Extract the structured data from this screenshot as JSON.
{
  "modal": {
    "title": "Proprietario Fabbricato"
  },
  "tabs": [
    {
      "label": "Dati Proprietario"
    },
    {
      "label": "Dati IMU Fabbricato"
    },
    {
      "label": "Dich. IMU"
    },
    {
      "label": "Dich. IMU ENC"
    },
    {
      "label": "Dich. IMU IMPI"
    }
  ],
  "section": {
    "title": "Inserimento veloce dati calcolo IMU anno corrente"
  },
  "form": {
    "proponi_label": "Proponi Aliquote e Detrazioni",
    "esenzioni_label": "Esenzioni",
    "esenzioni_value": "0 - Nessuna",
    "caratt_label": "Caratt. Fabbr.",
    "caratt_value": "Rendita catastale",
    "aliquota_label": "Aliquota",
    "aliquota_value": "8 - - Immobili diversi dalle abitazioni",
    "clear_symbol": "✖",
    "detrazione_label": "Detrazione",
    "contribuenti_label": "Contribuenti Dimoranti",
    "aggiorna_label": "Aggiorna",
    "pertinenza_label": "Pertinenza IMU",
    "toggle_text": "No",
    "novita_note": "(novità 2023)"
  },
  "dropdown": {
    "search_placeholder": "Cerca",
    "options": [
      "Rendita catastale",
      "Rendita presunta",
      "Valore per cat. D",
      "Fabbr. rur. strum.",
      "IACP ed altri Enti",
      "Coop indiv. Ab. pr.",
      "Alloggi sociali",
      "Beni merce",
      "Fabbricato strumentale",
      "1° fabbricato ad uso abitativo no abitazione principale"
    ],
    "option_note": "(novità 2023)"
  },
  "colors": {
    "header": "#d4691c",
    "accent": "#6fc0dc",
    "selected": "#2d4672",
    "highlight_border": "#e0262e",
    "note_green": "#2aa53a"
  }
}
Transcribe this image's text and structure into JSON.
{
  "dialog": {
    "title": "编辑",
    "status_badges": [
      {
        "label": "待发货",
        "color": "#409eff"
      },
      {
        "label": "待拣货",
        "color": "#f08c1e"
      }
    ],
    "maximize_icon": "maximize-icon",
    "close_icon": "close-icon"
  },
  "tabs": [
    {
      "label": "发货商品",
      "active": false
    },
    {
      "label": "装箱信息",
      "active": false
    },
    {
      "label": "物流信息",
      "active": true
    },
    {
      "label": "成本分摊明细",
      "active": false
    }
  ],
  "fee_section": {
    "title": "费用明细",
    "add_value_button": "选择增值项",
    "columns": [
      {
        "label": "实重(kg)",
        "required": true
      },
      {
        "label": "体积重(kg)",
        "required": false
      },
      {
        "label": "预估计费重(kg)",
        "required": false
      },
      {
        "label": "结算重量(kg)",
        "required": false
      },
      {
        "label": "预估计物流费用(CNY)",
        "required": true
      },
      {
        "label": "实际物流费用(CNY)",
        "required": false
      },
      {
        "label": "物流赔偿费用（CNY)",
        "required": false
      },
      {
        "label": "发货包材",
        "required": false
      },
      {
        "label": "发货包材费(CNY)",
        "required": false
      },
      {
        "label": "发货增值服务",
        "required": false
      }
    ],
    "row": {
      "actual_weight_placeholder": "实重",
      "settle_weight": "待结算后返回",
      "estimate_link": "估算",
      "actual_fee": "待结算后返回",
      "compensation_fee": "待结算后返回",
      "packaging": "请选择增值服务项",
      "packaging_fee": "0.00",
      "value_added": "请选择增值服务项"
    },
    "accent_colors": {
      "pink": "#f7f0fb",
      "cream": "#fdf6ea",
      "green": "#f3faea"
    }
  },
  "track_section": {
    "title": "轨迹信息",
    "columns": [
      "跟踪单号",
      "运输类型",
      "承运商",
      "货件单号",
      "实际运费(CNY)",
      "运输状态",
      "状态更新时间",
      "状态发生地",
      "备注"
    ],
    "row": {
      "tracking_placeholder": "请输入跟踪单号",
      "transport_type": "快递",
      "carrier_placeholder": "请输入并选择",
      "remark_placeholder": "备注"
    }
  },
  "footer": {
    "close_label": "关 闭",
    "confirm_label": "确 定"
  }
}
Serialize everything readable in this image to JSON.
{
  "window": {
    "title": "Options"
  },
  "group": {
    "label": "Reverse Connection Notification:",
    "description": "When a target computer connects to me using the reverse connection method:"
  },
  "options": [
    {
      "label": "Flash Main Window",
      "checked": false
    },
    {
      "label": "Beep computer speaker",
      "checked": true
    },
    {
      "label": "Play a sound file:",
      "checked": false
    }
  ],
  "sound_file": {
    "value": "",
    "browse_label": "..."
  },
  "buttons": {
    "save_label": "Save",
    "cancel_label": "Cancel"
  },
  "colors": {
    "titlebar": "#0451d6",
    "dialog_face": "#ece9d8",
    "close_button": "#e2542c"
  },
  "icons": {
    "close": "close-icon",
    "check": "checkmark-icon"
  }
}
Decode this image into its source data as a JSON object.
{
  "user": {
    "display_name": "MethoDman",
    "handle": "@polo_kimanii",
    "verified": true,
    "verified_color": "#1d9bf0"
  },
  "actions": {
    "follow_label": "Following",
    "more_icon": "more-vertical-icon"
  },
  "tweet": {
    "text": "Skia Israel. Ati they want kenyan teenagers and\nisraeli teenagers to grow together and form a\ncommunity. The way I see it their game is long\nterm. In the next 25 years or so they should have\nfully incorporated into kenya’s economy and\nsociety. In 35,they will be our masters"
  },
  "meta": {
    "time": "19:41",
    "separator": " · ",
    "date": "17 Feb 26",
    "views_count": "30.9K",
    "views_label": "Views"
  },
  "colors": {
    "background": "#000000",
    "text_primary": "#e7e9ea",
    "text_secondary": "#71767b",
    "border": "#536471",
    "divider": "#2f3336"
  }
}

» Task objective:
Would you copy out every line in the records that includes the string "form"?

» Answer to this exercise:
  "form": {
    "text": "Skia Israel. Ati they want kenyan teenagers and\nisraeli teenagers to grow together and form a\ncommunity. The way I see it their game is long\nterm. In the next 25 years or so they should have\nfully incorporated into kenya’s economy and\nsociety. In 35,they will be our masters"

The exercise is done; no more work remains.